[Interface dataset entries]
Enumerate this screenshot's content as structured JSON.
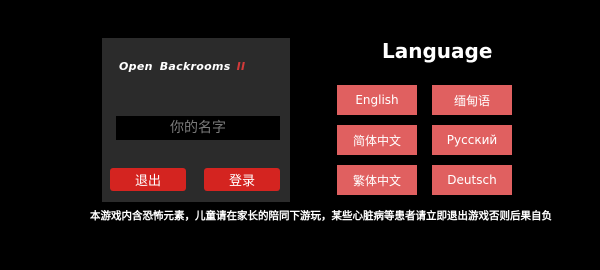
{
  "panel": {
    "logo": {
      "word1": "Open",
      "word2": "Backrooms",
      "word3": "II"
    },
    "name_input": {
      "placeholder": "你的名字",
      "value": ""
    },
    "exit_label": "退出",
    "login_label": "登录"
  },
  "language": {
    "title": "Language",
    "options": [
      "English",
      "缅甸语",
      "简体中文",
      "Русский",
      "繁体中文",
      "Deutsch"
    ]
  },
  "disclaimer": "本游戏内含恐怖元素，儿童请在家长的陪同下游玩，某些心脏病等患者请立即退出游戏否则后果自负",
  "colors": {
    "background": "#000000",
    "panel": "#2b2b2b",
    "panel_button": "#d42420",
    "language_button": "#e06060",
    "input_bg": "#000000"
  }
}
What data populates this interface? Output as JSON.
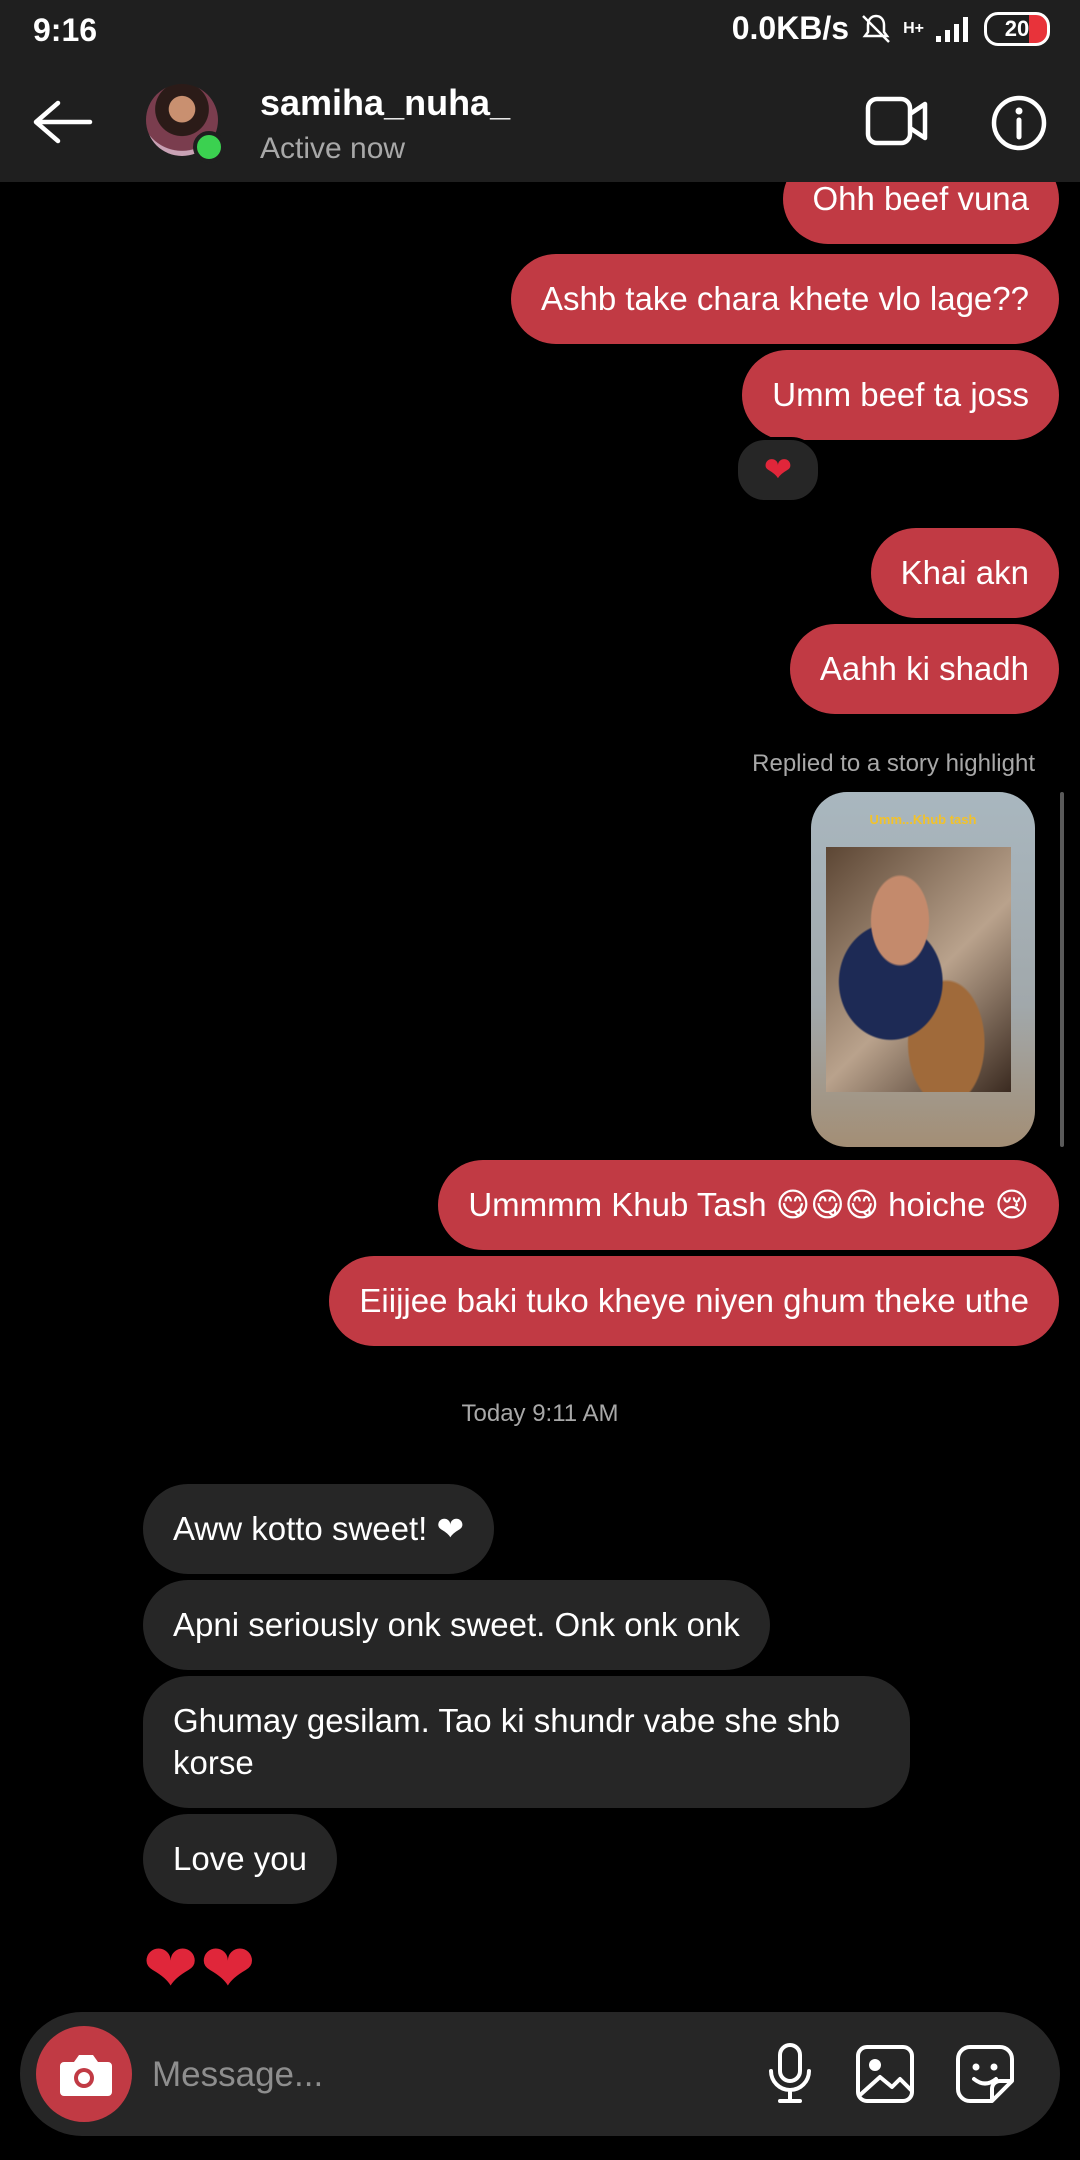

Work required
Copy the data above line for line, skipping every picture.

Response
Enumerate this screenshot's content as structured JSON.
{
  "panel": {
    "logo": {
      "word1": "Open",
      "word2": "Backrooms",
      "word3": "II"
    },
    "name_input": {
      "placeholder": "你的名字",
      "value": ""
    },
    "exit_label": "退出",
    "login_label": "登录"
  },
  "language": {
    "title": "Language",
    "options": [
      "English",
      "缅甸语",
      "简体中文",
      "Русский",
      "繁体中文",
      "Deutsch"
    ]
  },
  "disclaimer": "本游戏内含恐怖元素，儿童请在家长的陪同下游玩，某些心脏病等患者请立即退出游戏否则后果自负",
  "colors": {
    "background": "#000000",
    "panel": "#2b2b2b",
    "panel_button": "#d42420",
    "language_button": "#e06060",
    "input_bg": "#000000"
  }
}
What data populates this interface? Output as JSON.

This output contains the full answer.